The news came through in the morning of February 25, 2018. A young Slovak investigative journalist and his fiancée had been shot dead in their home.
For Christoph Lehermayr, an Austrian investigative journalist working at the time in Vienna, the reaction was one of shock and disbelief.
“I couldn’t believe what had happened. This wasn’t something that any of us thought would be possible in Europe. I turned to the photographer next to me and the decision was made immediately. We got in the car and drive to Slovakia”, he recounted in a recent interview with the International Press Institute.
Within an hour, they were standing on the street looking up at the home of Ján Kuciak and his girlfriend, Martina Kušnírová. For Lehermayr, this was the start a two-year journalistic project which culminated in the publishing of a book: Ján Kuciak: The Murder Mystery.
The text, which was published as an e-book in English and German last month, recounts the painful story of Kuciak and Kušnírová’s killing and the ongoing search for justice that led to the biggest protests in the country since the 1989 Velvet Revolution and the resignation of then Prime Minister Robert Fico.
During his investigations Lehermayr followed the case every step of the way: attending the funeral, meeting with Kuciak’s family, reporting the police investigations and carrying out dozens of interviews. After those suspected of carrying out and ordering the assassination were slowly arrested and charged, he then attended hearings and trials.
“As a Czech speaker who understands Slovak, I felt I had a responsibility to report on this case”, said Lehermayr, the former head of the international news at Austrian magazine News. “I was also shocked at the lack of coverage in Austria and wanted to help draw attention to Ján’s and Martina’s case beyond the borders of Slovakia.”
Initially he had reported the case for international publications. “As more information became public and the scale of the crime became clearer, we saw how big the implications were for the country. As a journalist, and as a storyteller, I realised that there was such a big story to tell here”, he explained.
At times, the story does seem more like fiction than real life, he says. The true crime book dives into the shady links between Slovakia’s business and political elite which Kuciak had been investigating, and the underworld of organized crime linked to one of the defendants which allegedly committed a string of murders in the Central European country.

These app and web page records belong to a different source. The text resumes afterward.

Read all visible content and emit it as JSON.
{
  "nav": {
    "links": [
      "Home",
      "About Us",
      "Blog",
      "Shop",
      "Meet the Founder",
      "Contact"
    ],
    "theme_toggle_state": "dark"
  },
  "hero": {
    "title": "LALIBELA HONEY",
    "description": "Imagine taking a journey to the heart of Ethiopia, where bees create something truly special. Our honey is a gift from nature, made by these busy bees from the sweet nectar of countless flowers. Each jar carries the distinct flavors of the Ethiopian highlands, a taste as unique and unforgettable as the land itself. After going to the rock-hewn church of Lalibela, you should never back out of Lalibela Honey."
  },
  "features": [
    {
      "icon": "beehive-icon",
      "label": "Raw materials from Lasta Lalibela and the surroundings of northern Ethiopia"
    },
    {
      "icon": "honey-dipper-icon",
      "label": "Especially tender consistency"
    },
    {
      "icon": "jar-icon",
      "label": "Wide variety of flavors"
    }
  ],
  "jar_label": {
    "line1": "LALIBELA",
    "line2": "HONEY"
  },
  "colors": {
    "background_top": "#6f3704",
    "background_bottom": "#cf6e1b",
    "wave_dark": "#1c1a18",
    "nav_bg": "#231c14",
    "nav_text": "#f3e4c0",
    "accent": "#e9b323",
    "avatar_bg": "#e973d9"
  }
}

It also examines the links between those charged with ordering and facilitating the killing: the controversial businessman Marian Kočner, a figure allegedly linked to mafia groups who had been convicted of tax-fraud, and the alleged middlewoman Alena Zsuzsová, the mother of Kočner’s goddaughter who reportedly used sex to blackmail influential men.
“The story and the characters were there. It just needed to be told”, Lehermayr said. In researching the case, he spent time with Kuciak’s parents and brother and his colleagues at Aktuality.sk, the online news site where Kuciak had uncovered allegations of tax fraud and financial crimes implicating Kočner and others.
“The more I learnt about Ján, the more respect I had for him”, he added. “He was truly a showcase of how investigative journalists should act and live.”
Reflecting on the first-degree court acquittal of the alleged mastermind Kočner in September 2020, he said: “Impunity for the organizers of the murder must not be an option and it would be devastating if those responsible for ordering it get away with it in the end.
“It’s our duty as Ján’s colleagues all over the world to spread that message as long as the case remains open, so that prosecutors and investigators can step up their work”, he added. “Hopefully this can also contribute to uphold expectations towards Slovak authorities to solve the murder fully once and for all.”